In April 2015, the Deschutes Basin Board of Control, a collection of eight Central Oregon irrigation districts, and the Bureau of Reclamation finalized an agreement calling for the federal agency to pay $750,000 of the $1.5 million study.

The Oregon Water Resources Department contributed the other half, according to Kyle Gorman, region manager for the department.

Kate Fitzpatrick, program director with the nonprofit Deschutes River Conservancy, said these various needs have led to water shortfalls within the basin, which vary by year but may increase significantly over time.

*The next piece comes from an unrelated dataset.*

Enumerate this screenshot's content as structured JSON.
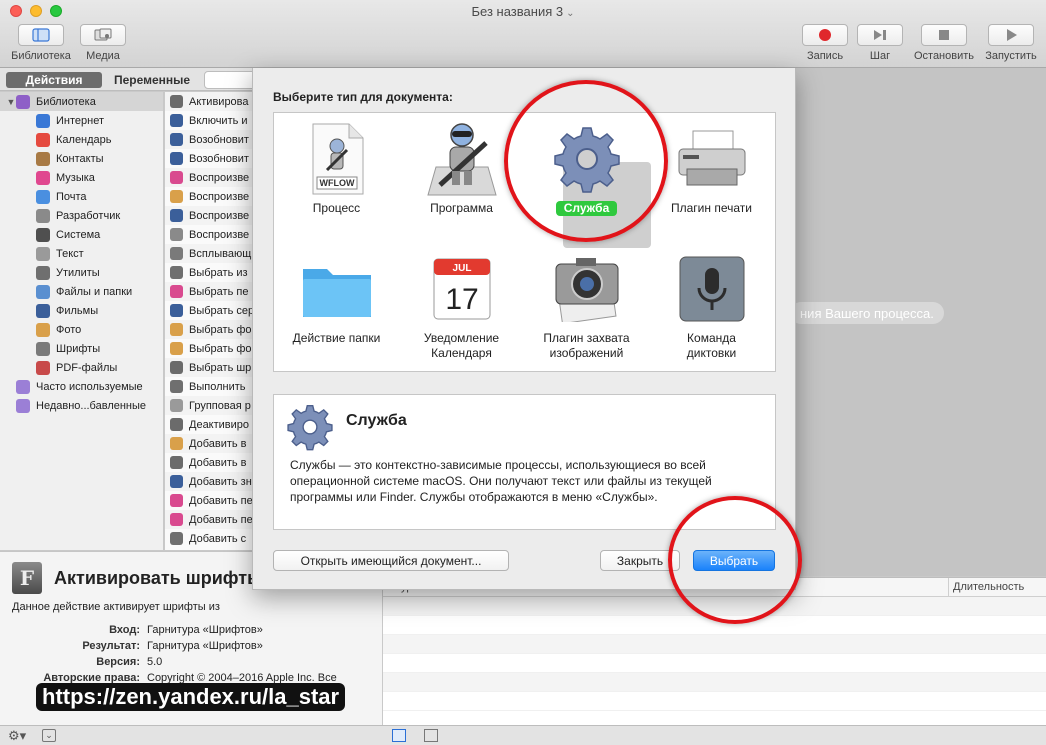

Fitzpatrick said the shortage could reach 290,000 acre-feet during dry years.

Irrigation districts with more junior water rights have to aggressively divert water or significantly draw down reservoirs in the region during dry years, leaving water levels in Central Oregon’s waterways dangerously low.

“The gap in supply and demand is already there, and it’s mainly on the instream flow side,” Fitzpatrick said.

Since a settlement regarding Oregon spotted frog mandates that water levels in parts of the Upper Deschutes can’t drop below certain thresholds, farmers in the area could be vulnerable during dry years.

“Farmers’ livelihoods … are at risk if we don’t figure out how to solve this collaboratively,” Fitzpatrick said.

She added that smaller-scale studies in the basin have focused on needs within the basin, but this one is designed to bring the stakeholders together to determine what strategies can be implemented to make sure there’s enough water to go around.

To that end, Fitzgerald said the study incorporated a tool used to digitally model river systems, to run several different water-management scenarios in the basin. She added that the study applied three different climate change scenarios to determine how the district will respond.

“One of the things that’s unique about the Deschutes is that there really is enough water to go around,” Fitzpatrick said. “It’s not a true water scarcity situation.”

For the irrigation districts, the main focus is conserving water by piping open-air canals, transferring water between entities and helping farms become more efficient at using the water. Shon Rae, deputy managing director for Central Oregon Irrigation District, said between 40 and 60 percent of the water that travels through COID’s canals is lost to evaporation or seepage in the canals.

Adding that water back into the system could give the district more water that could be sold or transferred to entities with more dire water needs. While Rae said state and federal water laws present barriers to transferring water back and forth between districts, the irrigation districts in the Deschutes Basin have made it a priority.

Additionally, COID received a $400,000 grant last year from the Bureau of Reclamation, designed to help irrigation districts set up a comprehensive approach to sharing and loaning water.

Fitzpatrick said a draft of the study is expected to be finalized by July, and available to the public in September. In the meantime, the open houses are designed to make various aspects of the study comprehensible to the general public.

“It’s really complicated from a water-rights perspective,” Fitzpatrick said.

— Reporter: 541-617-7818,